Despite progressive labor laws, the system keeps a large part of the female population in servitude and bondage. Sexual harassment at the workplace is on the rise, women are routinely discriminated against at work even for parity of wages, and form a minuscule and ever-decreasing part of organized labor.
The last 25 years have seen much transformation in the law. Progressive statutes such as the Equal Remuneration Act, the Indecent Representation of Women Act, the Sati Abolition Act, Dowry Prohibition Act, and the Domestic Violence Act have been enacted. Family Courts and the Women’s Commission have been established.
Though the history of women and the law has been a mixed bag, the brighter side shows the increasing number of women from all classes coming out to assert their rights, some of them effectively using the law. Also welcome is several judgments by the Indian courts that have read international standards, especially CEDAW into the domestic laws.
The Women’s Justice Initiative (WJI) opposes all forms of gender-based discrimination and violence against women and aims at enabling women’s access to the justice system, as a vital means to their empowerment. In keeping with our philosophy, WJI provides comprehensive free legal services to poor and marginalized women and also works through legal education, advocacy and policy analysis to continue the struggle for women’s rights.

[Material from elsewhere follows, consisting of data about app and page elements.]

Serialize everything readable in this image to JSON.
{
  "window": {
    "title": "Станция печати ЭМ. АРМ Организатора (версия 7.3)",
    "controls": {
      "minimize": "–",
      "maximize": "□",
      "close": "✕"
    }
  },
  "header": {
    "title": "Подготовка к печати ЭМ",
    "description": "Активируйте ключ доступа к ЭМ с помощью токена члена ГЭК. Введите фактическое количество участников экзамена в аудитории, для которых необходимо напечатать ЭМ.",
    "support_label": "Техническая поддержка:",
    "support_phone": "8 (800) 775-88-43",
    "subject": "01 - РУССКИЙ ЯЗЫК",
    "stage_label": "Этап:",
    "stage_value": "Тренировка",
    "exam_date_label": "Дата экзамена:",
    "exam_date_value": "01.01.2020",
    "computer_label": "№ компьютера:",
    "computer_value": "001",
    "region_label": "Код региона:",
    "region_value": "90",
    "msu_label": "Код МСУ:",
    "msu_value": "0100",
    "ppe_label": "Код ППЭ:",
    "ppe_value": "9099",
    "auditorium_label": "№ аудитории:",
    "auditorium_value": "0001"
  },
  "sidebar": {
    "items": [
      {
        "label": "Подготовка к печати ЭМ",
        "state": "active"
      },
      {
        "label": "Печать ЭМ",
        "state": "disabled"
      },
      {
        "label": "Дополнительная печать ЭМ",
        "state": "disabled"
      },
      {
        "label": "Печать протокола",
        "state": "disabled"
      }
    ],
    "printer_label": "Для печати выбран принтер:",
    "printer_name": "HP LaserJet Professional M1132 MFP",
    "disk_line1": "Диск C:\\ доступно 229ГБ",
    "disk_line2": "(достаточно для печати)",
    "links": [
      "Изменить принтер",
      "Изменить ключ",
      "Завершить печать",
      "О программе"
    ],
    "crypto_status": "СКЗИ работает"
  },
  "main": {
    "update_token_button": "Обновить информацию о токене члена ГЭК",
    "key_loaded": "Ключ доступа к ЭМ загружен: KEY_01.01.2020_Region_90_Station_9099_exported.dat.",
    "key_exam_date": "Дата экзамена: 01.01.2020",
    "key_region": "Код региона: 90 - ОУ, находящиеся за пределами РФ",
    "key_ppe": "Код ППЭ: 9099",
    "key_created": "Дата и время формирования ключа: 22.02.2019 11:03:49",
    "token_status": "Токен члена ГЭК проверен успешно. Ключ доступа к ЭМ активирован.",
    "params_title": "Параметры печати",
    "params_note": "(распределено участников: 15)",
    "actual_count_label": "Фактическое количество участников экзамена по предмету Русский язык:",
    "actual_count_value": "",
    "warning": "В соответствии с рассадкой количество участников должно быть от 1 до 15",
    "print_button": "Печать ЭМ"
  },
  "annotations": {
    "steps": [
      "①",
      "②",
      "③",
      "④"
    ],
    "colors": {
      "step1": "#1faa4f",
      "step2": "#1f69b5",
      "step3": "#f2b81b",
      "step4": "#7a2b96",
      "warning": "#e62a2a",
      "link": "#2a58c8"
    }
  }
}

In the past decade, the volume of human trafficking has grown to the extent that it is now the third-largest form of transnational organized crime after firearms and drugs. In India, the scale of commercial sexual exploitation and trafficking is steadily rising despite the existence of the Immoral Traffic (Prevention) Act, 1956.
In the language of trafficking, India constitutes a country of origin, transit, and destination for trafficked persons. In 1996, a report published by the Coalition Against Trafficking in Women, Asia Pacific, reported that there were 2.3 million women in prostitution in India, a quarter of whom were minors, in over 1,000 red-light districts all over the country. Recent trends disclose the alarming fact that the age of entry into sexual slavery is rapidly decreasing, against the backdrop of steadily rising numbers of both women and children being
inducted into commercial sexual exploitation.
‘ Trafficking is the illicit and clandestine movements of persons across national borders, largely from developing countries, and some countries with economies in transition, with the end goal of forcing women and girls into sexually or economically oppressive and exploitative situations for a profit of recruiters, traffickers, crime syndicates and other activities (e.g. forced domestic labour, false marriages, clandestine employment, and false adoption).’ – United Nations General Assembly, 1994.
Trafficking is the recruitment and transportation of a person, within and across national borders, by means of deceit, violence or threat of violence, abuse of authority, or dominant position for work or services which may result in forced labor or slavery-like practices. Victims of trafficking are exploited and tortured for the financial gains of their exploiters.
An estimated 5 lacs of women and children are trafficked every year with an annual increase of 10% of which 20 – 30 % are below 13 years of age.
Children are mainly trafficked for the purpose of commercial sexual exploitation, begging, child labor, or adoption purposes. Trafficking takes place either from state to state or through international borders. In most of the trafficking cases that are tried in court, the children are rescued after they have been trafficked to someplace.